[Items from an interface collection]

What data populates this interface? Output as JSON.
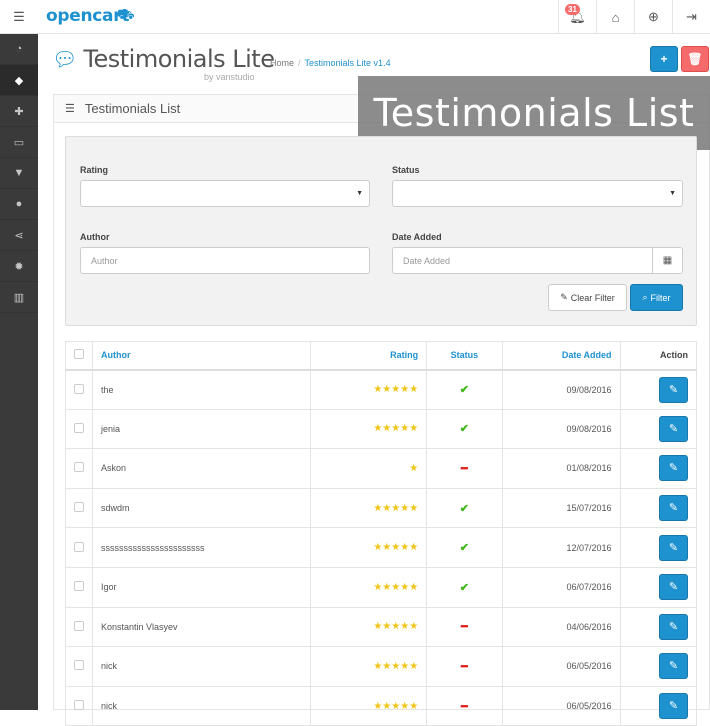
{
  "topbar": {
    "logo": "opencart",
    "logo_cart_icon": "cart-icon",
    "notification_count": "31"
  },
  "sidebar": {
    "items": [
      {
        "icon": "dashboard-icon",
        "glyph": "◔"
      },
      {
        "icon": "tags-icon",
        "glyph": "◆"
      },
      {
        "icon": "puzzle-icon",
        "glyph": "✚"
      },
      {
        "icon": "monitor-icon",
        "glyph": "▭"
      },
      {
        "icon": "shopping-cart-icon",
        "glyph": "▼"
      },
      {
        "icon": "user-icon",
        "glyph": "●"
      },
      {
        "icon": "share-icon",
        "glyph": "⋖"
      },
      {
        "icon": "cog-icon",
        "glyph": "✹"
      },
      {
        "icon": "bar-chart-icon",
        "glyph": "▥"
      }
    ]
  },
  "header": {
    "title": "Testimonials Lite",
    "byline": "by vanstudio",
    "breadcrumb": [
      {
        "label": "Home"
      },
      {
        "label": "Testimonials Lite v1.4"
      }
    ]
  },
  "panel": {
    "title": "Testimonials List"
  },
  "overlay": {
    "text": "Testimonials List"
  },
  "filter": {
    "rating_label": "Rating",
    "status_label": "Status",
    "author_label": "Author",
    "author_placeholder": "Author",
    "date_label": "Date Added",
    "date_placeholder": "Date Added",
    "clear_label": "Clear Filter",
    "filter_label": "Filter"
  },
  "table": {
    "columns": {
      "author": "Author",
      "rating": "Rating",
      "status": "Status",
      "date": "Date Added",
      "action": "Action"
    },
    "rows": [
      {
        "author": "the",
        "rating": 5,
        "status": "enabled",
        "date": "09/08/2016"
      },
      {
        "author": "jenia",
        "rating": 5,
        "status": "enabled",
        "date": "09/08/2016"
      },
      {
        "author": "Askon",
        "rating": 1,
        "status": "disabled",
        "date": "01/08/2016"
      },
      {
        "author": "sdwdm",
        "rating": 5,
        "status": "enabled",
        "date": "15/07/2016"
      },
      {
        "author": "sssssssssssssssssssssss",
        "rating": 5,
        "status": "enabled",
        "date": "12/07/2016"
      },
      {
        "author": "Igor",
        "rating": 5,
        "status": "enabled",
        "date": "06/07/2016"
      },
      {
        "author": "Konstantin Vlasyev",
        "rating": 5,
        "status": "disabled",
        "date": "04/06/2016"
      },
      {
        "author": "nick",
        "rating": 5,
        "status": "disabled",
        "date": "06/05/2016"
      },
      {
        "author": "nick",
        "rating": 5,
        "status": "disabled",
        "date": "06/05/2016"
      }
    ]
  },
  "colors": {
    "primary": "#1e91cf",
    "danger": "#f56b6b",
    "star": "#f0c419",
    "enabled": "#3fb618",
    "disabled": "#e0201b",
    "sidebar": "#3a3a3a"
  }
}
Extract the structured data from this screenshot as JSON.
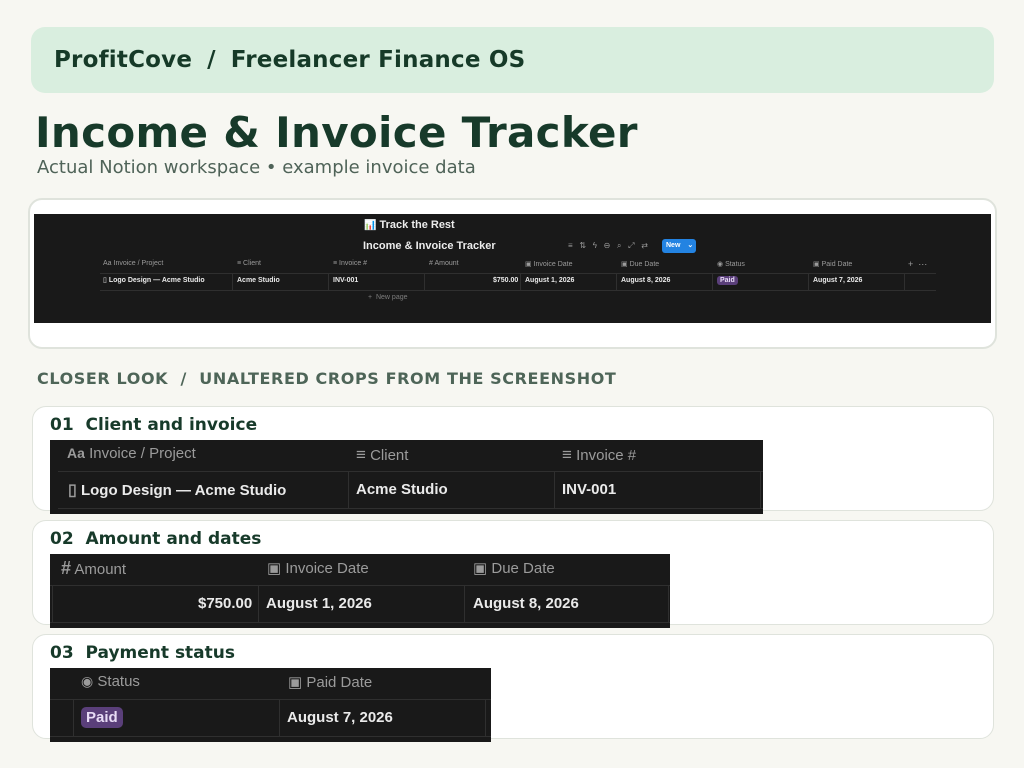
{
  "header": {
    "brand": "ProfitCove",
    "separator": "/",
    "product": "Freelancer Finance OS"
  },
  "page": {
    "title": "Income & Invoice Tracker",
    "subtitle": "Actual Notion workspace • example invoice data"
  },
  "notion": {
    "page_icon": "📊",
    "page_name": "Track the Rest",
    "database_title": "Income & Invoice Tracker",
    "new_button": "New",
    "add_page": "New page",
    "columns": [
      "Invoice / Project",
      "Client",
      "Invoice #",
      "Amount",
      "Invoice Date",
      "Due Date",
      "Status",
      "Paid Date"
    ],
    "row": {
      "project": "Logo Design — Acme Studio",
      "client": "Acme Studio",
      "invoice_no": "INV-001",
      "amount": "$750.00",
      "invoice_date": "August 1, 2026",
      "due_date": "August 8, 2026",
      "status": "Paid",
      "paid_date": "August 7, 2026"
    },
    "status_color": "#5a3f7a"
  },
  "closer_look": {
    "label": "CLOSER LOOK  /  UNALTERED CROPS FROM THE SCREENSHOT",
    "crops": [
      {
        "number": "01",
        "title": "Client and invoice"
      },
      {
        "number": "02",
        "title": "Amount and dates"
      },
      {
        "number": "03",
        "title": "Payment status"
      }
    ]
  },
  "colors": {
    "brand_bar": "#d9eedf",
    "accent_text": "#173a2a",
    "new_button": "#2383e2"
  }
}
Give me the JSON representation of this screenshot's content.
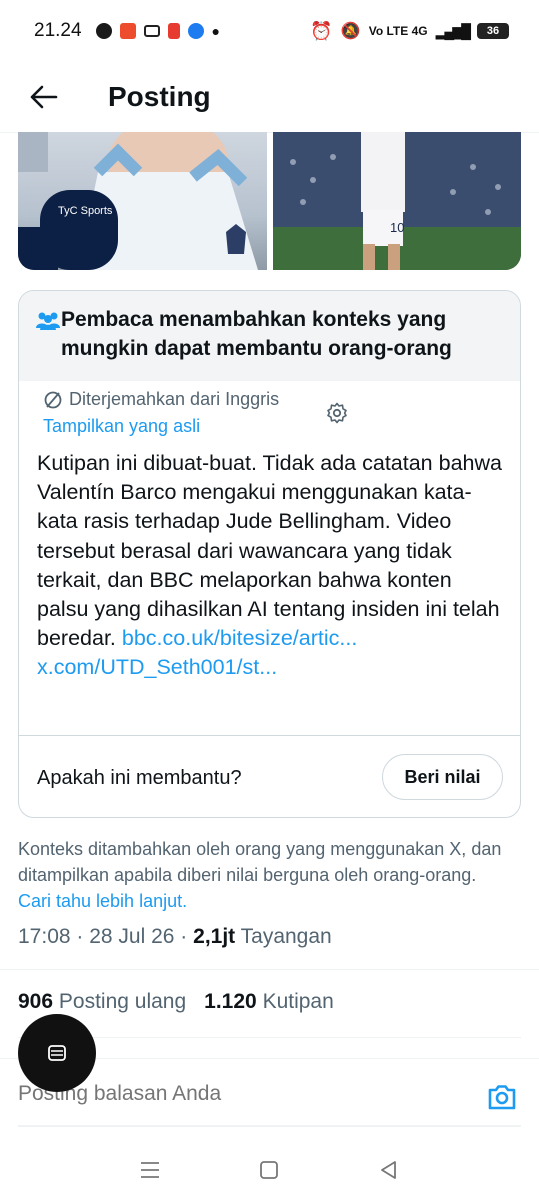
{
  "status_bar": {
    "time": "21.24",
    "network": "Vo LTE 4G",
    "battery": "36"
  },
  "header": {
    "title": "Posting"
  },
  "community_note": {
    "title": "Pembaca menambahkan konteks yang mungkin dapat membantu orang-orang",
    "translated_label": "Diterjemahkan dari Inggris",
    "show_original": "Tampilkan yang asli",
    "body": "Kutipan ini dibuat-buat. Tidak ada catatan bahwa Valentín Barco mengakui menggunakan kata-kata rasis terhadap Jude Bellingham. Video tersebut berasal dari wawancara yang tidak terkait, dan BBC melaporkan bahwa konten palsu yang dihasilkan AI tentang insiden ini telah beredar.",
    "link1": "bbc.co.uk/bitesize/artic...",
    "link2": "x.com/UTD_Seth001/st...",
    "helpful_question": "Apakah ini membantu?",
    "rate_button": "Beri nilai"
  },
  "context_info": {
    "text": "Konteks ditambahkan oleh orang yang menggunakan X, dan ditampilkan apabila diberi nilai berguna oleh orang-orang.",
    "learn_more": "Cari tahu lebih lanjut."
  },
  "post_meta": {
    "time": "17:08",
    "date": "28 Jul 26",
    "views": "2,1jt",
    "views_label": "Tayangan"
  },
  "stats": {
    "reposts": "906",
    "reposts_label": "Posting ulang",
    "quotes": "1.120",
    "quotes_label": "Kutipan"
  },
  "reply": {
    "placeholder": "Posting balasan Anda"
  },
  "colors": {
    "accent": "#1d9bf0",
    "text": "#0f1419",
    "secondary": "#536471"
  }
}
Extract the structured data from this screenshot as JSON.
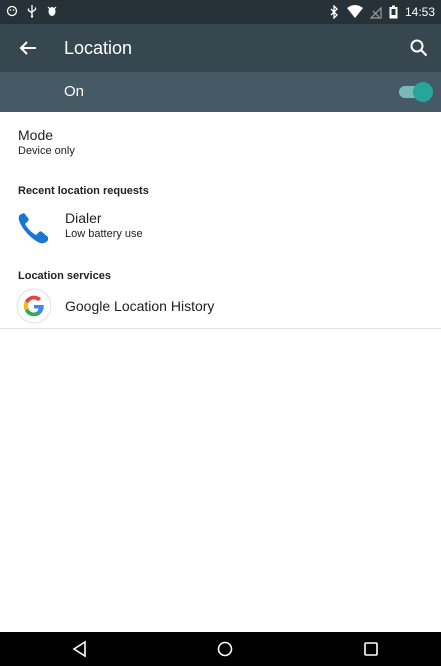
{
  "status_bar": {
    "time": "14:53",
    "icons_left": [
      "android-icon",
      "usb-icon",
      "debug-icon"
    ],
    "icons_right": [
      "bluetooth-icon",
      "wifi-icon",
      "no-signal-icon",
      "battery-icon"
    ]
  },
  "toolbar": {
    "title": "Location",
    "back_icon": "arrow-left-icon",
    "search_icon": "search-icon",
    "bg": "#37474f"
  },
  "master_switch": {
    "label": "On",
    "state": "on",
    "accent": "#26a69a"
  },
  "mode": {
    "title": "Mode",
    "value": "Device only"
  },
  "recent_requests": {
    "header": "Recent location requests",
    "items": [
      {
        "name": "Dialer",
        "detail": "Low battery use",
        "icon": "phone-icon"
      }
    ]
  },
  "location_services": {
    "header": "Location services",
    "items": [
      {
        "name": "Google Location History",
        "icon": "google-icon"
      }
    ]
  },
  "nav_bar": {
    "buttons": [
      "back-triangle-icon",
      "home-circle-icon",
      "recents-square-icon"
    ]
  }
}
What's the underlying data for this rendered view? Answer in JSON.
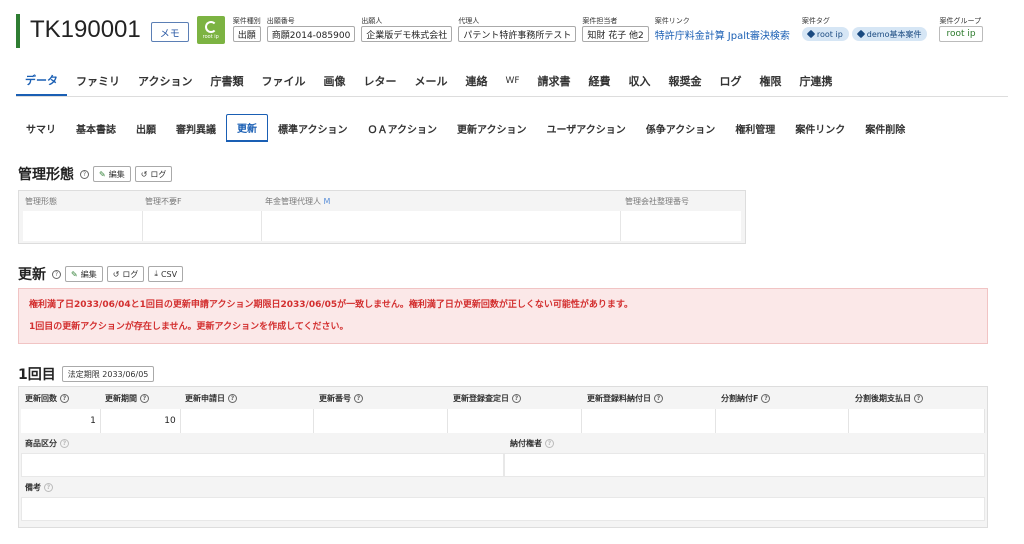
{
  "header": {
    "case_id": "TK190001",
    "memo_label": "メモ",
    "logo_text": "root ip",
    "case_type_label": "案件種別",
    "case_type": "出願",
    "app_number_label": "出願番号",
    "app_number": "商願2014-085900",
    "applicant_label": "出願人",
    "applicant": "企業版デモ株式会社",
    "agent_label": "代理人",
    "agent": "パテント特許事務所テスト",
    "person_label": "案件担当者",
    "person": "知財 花子 他2",
    "link_label": "案件リンク",
    "link1": "特許庁料金計算",
    "link2": "Jpalt審決検索",
    "tag_label": "案件タグ",
    "tag1": "root ip",
    "tag2": "demo基本案件",
    "group_label": "案件グループ",
    "group": "root ip"
  },
  "nav1": [
    "データ",
    "ファミリ",
    "アクション",
    "庁書類",
    "ファイル",
    "画像",
    "レター",
    "メール",
    "連絡",
    "WF",
    "請求書",
    "経費",
    "収入",
    "報奨金",
    "ログ",
    "権限",
    "庁連携"
  ],
  "nav2": [
    "サマリ",
    "基本書誌",
    "出願",
    "審判異議",
    "更新",
    "標準アクション",
    "ＯＡアクション",
    "更新アクション",
    "ユーザアクション",
    "係争アクション",
    "権利管理",
    "案件リンク",
    "案件削除"
  ],
  "mgmt": {
    "title": "管理形態",
    "edit": "編集",
    "log": "ログ",
    "cols": [
      "管理形態",
      "管理不要F",
      "年金管理代理人",
      "管理会社整理番号"
    ],
    "m_mark": "M"
  },
  "renewal": {
    "title": "更新",
    "edit": "編集",
    "log": "ログ",
    "csv": "CSV",
    "err1": "権利満了日2033/06/04と1回目の更新申請アクション期限日2033/06/05が一致しません。権利満了日か更新回数が正しくない可能性があります。",
    "err2": "1回目の更新アクションが存在しません。更新アクションを作成してください。"
  },
  "round1": {
    "title": "1回目",
    "deadline": "法定期限 2033/06/05",
    "cols": [
      "更新回数",
      "更新期間",
      "更新申請日",
      "更新番号",
      "更新登録査定日",
      "更新登録料納付日",
      "分割納付F",
      "分割後期支払日"
    ],
    "values": [
      "1",
      "10",
      "",
      "",
      "",
      "",
      "",
      ""
    ],
    "goods_label": "商品区分",
    "payer_label": "納付権者",
    "notes_label": "備考"
  }
}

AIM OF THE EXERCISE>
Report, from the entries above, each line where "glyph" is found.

ANSWER BELOW>
        "glyph": "◔"
        "glyph": "◆"
        "glyph": "✚"
        "glyph": "▭"
        "glyph": "▼"
        "glyph": "●"
        "glyph": "⋖"
        "glyph": "✹"
        "glyph": "▥"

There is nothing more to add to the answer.